Monarch butterflies have experienced a steady decrease in population size for the past 20 years, putting the future of a species and a phenomenon at risk.
The phenomenon at risk is the monarch’s migratory behavior, which makes them unique in the butterfly world.
Every year, around the beginning of October, monarchs begin to make the long trek south towards Mexico and the California coast where they roost.
But the same factors threatening monarch populations also pose the risk of disrupting their winter homes.
That’s why Adam McCosham, a Hamilton County Parks employee who serves as an environmental educator, led members of the public on a catch-and-release tagging event at Shaker Trace Nursery on Sunday.
Armed with butterfly nets, McCosham’s group attempted to catch monarchs, tag them with a unique ID sticker, and release them.
The hope is that when the butterflies reach their destination someone will notice the tag and record it to contribute to data that may prove helpful to researchers.
“You can see exactly where they’re going,” McCosham said. “You can also track survivor trends as well, like what areas are getting better survivability.”
Habitat loss impacts monarchs perhaps more than any single other factor.
The same flat land that attracts butterflies to open meadows are also attractive to developers.
Changing agriculture practices also impact the amount of milkweed readily available to monarchs, which they depend on for food and reproductive purposes.
“The thing that affects them the most here is genetically modified crops,” McCosham said.
McCosham caught the first monarch with a flick of the wrist near a row of purple aster flowers, folding the net over itself and trapping the insect.
He then removed the butterfly, attached a unique tracking sticker, and released the butterfly, now designated “XHL700.”
After the release, he records the date, the monarch’s gender, the unique ID, and the location of the catch on a sheet he will send to a lab in Kansas that will tabulate the date.
In total, McCosham’s group caught three monarchs.
“I had low expectations today,” he said. “Honestly, I didn’t know if we’d get any. We’re a little past their peak season.”
McCosham’s words echo underlying concerns he voices later, before his group of volunteers leave.

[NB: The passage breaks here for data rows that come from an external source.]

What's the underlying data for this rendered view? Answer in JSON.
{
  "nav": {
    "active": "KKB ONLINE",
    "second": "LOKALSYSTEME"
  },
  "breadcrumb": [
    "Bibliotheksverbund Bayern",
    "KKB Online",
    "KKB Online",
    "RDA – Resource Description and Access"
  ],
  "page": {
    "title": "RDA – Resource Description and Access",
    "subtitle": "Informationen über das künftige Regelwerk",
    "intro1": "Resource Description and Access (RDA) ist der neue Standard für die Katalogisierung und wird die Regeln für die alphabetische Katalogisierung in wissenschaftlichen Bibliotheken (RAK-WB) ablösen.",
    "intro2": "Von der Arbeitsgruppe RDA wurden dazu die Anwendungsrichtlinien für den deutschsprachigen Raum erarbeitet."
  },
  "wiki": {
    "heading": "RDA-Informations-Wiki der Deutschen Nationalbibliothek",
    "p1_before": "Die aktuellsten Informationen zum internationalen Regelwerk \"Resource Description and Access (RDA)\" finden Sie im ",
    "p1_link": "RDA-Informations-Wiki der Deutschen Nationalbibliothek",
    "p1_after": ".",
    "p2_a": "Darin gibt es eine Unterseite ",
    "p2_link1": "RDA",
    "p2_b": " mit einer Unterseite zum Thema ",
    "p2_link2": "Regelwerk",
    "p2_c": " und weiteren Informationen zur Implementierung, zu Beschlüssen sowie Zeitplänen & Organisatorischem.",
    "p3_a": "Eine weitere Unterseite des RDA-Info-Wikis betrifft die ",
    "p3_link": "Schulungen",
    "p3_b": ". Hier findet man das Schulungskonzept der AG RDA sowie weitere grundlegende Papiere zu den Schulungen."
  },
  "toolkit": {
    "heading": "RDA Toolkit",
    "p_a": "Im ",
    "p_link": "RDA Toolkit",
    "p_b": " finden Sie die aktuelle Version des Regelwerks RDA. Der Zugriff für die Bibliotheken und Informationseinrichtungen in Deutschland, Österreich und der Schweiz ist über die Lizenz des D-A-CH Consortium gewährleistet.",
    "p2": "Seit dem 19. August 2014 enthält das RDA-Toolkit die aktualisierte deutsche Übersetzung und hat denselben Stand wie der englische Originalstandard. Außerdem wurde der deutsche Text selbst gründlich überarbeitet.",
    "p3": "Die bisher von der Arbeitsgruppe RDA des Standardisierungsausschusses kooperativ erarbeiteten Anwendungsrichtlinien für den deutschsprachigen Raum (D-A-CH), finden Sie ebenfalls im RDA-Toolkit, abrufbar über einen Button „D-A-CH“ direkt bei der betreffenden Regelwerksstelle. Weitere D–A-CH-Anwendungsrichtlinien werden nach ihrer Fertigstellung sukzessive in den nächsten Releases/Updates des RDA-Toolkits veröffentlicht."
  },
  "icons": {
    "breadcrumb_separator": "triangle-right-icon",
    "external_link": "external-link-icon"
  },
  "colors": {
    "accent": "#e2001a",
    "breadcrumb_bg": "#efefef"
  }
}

“Insects in general are important because they pollinate a lot of our food supply,” he said. “Monarchs could be an indicator—a keystone species—of pollinators plight.”